**EXERCISE**
Gather all lines in the entries below that include the word "Freiburg".

**Extracted records**
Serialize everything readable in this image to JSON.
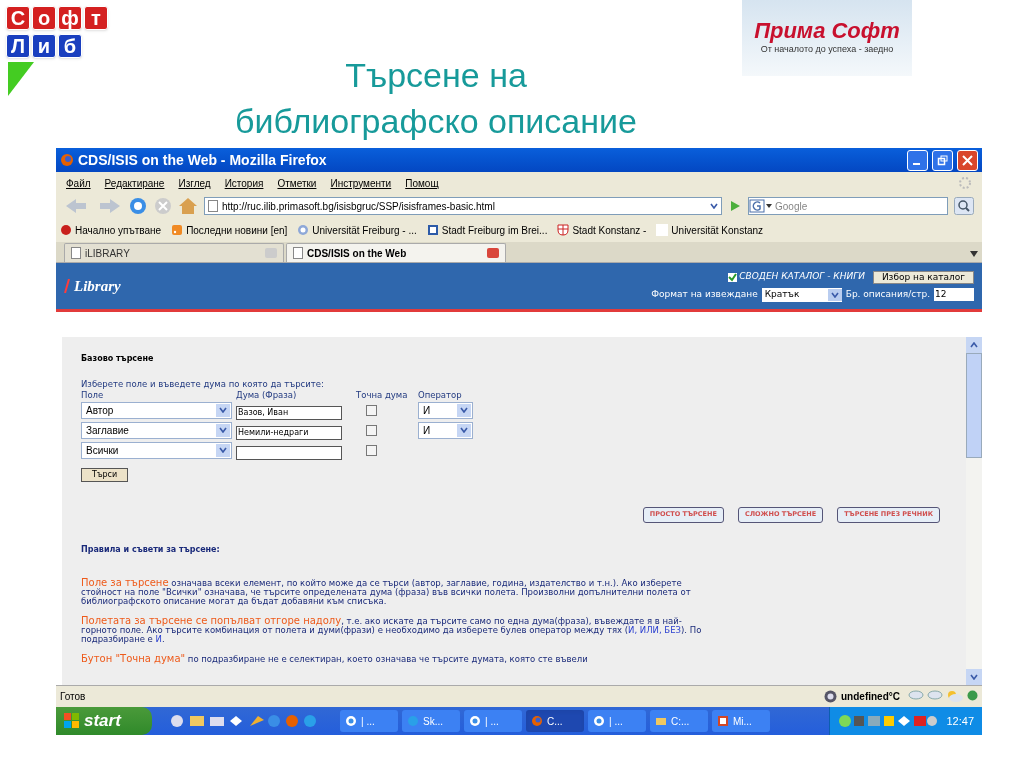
{
  "slide": {
    "logo_letters": [
      {
        "text": "С",
        "color": "#d42020"
      },
      {
        "text": "о",
        "color": "#d42020"
      },
      {
        "text": "ф",
        "color": "#d42020"
      },
      {
        "text": "т",
        "color": "#d42020"
      },
      {
        "text": "Л",
        "color": "#1a3fbf"
      },
      {
        "text": "и",
        "color": "#1a3fbf"
      },
      {
        "text": "б",
        "color": "#1a3fbf"
      }
    ],
    "title_lines": [
      "Търсене на",
      "библиографско описание"
    ],
    "brand": {
      "name": "Прима Софт",
      "tagline": "От началото до успеха - заедно"
    }
  },
  "window": {
    "title": "CDS/ISIS on the Web - Mozilla Firefox",
    "menu": [
      "Файл",
      "Редактиране",
      "Изглед",
      "История",
      "Отметки",
      "Инструменти",
      "Помощ"
    ],
    "url": "http://ruc.ilib.primasoft.bg/isisbgruc/SSP/isisframes-basic.html",
    "search": {
      "placeholder": "Google"
    },
    "bookmarks": [
      {
        "label": "Начално упътване",
        "kind": "bug"
      },
      {
        "label": "Последни новини [en]",
        "kind": "rss"
      },
      {
        "label": "Universität Freiburg - ...",
        "kind": "seal"
      },
      {
        "label": "Stadt Freiburg im Brei...",
        "kind": "page"
      },
      {
        "label": "Stadt Konstanz -",
        "kind": "shield"
      },
      {
        "label": "Universität Konstanz",
        "kind": "blank"
      }
    ],
    "tabs": [
      {
        "label": "iLIBRARY",
        "selected": false
      },
      {
        "label": "CDS/ISIS on the Web",
        "selected": true
      }
    ]
  },
  "library_header": {
    "logo": "Library",
    "catalog_checked": true,
    "catalog": "СВОДЕН КАТАЛОГ - КНИГИ",
    "catalog_button": "Избор на каталог",
    "format_label": "Формат на извеждане",
    "format_value": "Кратък",
    "count_label": "Бр. описания/стр.",
    "count_value": "12"
  },
  "basic_search": {
    "heading": "Базово търсене",
    "instruction": "Изберете поле и въведете дума по която да търсите:",
    "columns": [
      "Поле",
      "Дума (Фраза)",
      "Точна дума",
      "Оператор"
    ],
    "rows": [
      {
        "field": "Автор",
        "term": "Вазов, Иван",
        "exact": false,
        "operator": "И"
      },
      {
        "field": "Заглавие",
        "term": "Немили-недраги",
        "exact": false,
        "operator": "И"
      },
      {
        "field": "Всички",
        "exact": false
      }
    ],
    "search_button": "Търси"
  },
  "mode_buttons": [
    "ПРОСТО ТЪРСЕНЕ",
    "СЛОЖНО ТЪРСЕНЕ",
    "ТЪРСЕНЕ ПРЕЗ РЕЧНИК"
  ],
  "rules": {
    "heading": "Правила и съвети за търсене:",
    "paragraphs": [
      [
        {
          "kind": "accent",
          "text": "Поле за търсене"
        },
        {
          "kind": "plain",
          "text": " означава всеки елемент, по който може да се търси (автор, заглавие, година, издателство и т.н.). Ако изберете стойност на поле \"Всички\" означава, че търсите определената дума (фраза) във всички полета. Произволни допълнителни полета от библиографското описание могат да бъдат добавяни към списъка."
        }
      ],
      [
        {
          "kind": "accent",
          "text": "Полетата за търсене се попълват отгоре надолу"
        },
        {
          "kind": "plain",
          "text": ", т.е. ако искате да търсите само по една дума(фраза), въвеждате я в най-горното поле. Ако търсите комбинация от полета и думи(фрази) е необходимо да изберете булев оператор между тях ("
        },
        {
          "kind": "link",
          "text": "И, ИЛИ, БЕЗ"
        },
        {
          "kind": "plain",
          "text": "). По подразбиране е "
        },
        {
          "kind": "link",
          "text": "И"
        },
        {
          "kind": "plain",
          "text": "."
        }
      ],
      [
        {
          "kind": "accent",
          "text": "Бутон \"Точна дума\""
        },
        {
          "kind": "plain",
          "text": " по подразбиране не е селектиран, което означава че търсите думата, която сте въвели"
        }
      ]
    ]
  },
  "status_bar": {
    "text": "Готов",
    "weather": "undefined°C"
  },
  "taskbar": {
    "start": "start",
    "tasks": [
      {
        "label": "| ...",
        "kind": "chat",
        "selected": false
      },
      {
        "label": "Sk...",
        "kind": "skype",
        "selected": false
      },
      {
        "label": "| ...",
        "kind": "chat",
        "selected": false
      },
      {
        "label": "C...",
        "kind": "firefox",
        "selected": true
      },
      {
        "label": "| ...",
        "kind": "chat",
        "selected": false
      },
      {
        "label": "C:...",
        "kind": "folder",
        "selected": false
      },
      {
        "label": "Mi...",
        "kind": "slides",
        "selected": false
      }
    ],
    "clock": "12:47"
  }
}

**ANSWER SPACE**
        "label": "Universität Freiburg - ...",
        "label": "Stadt Freiburg im Brei...",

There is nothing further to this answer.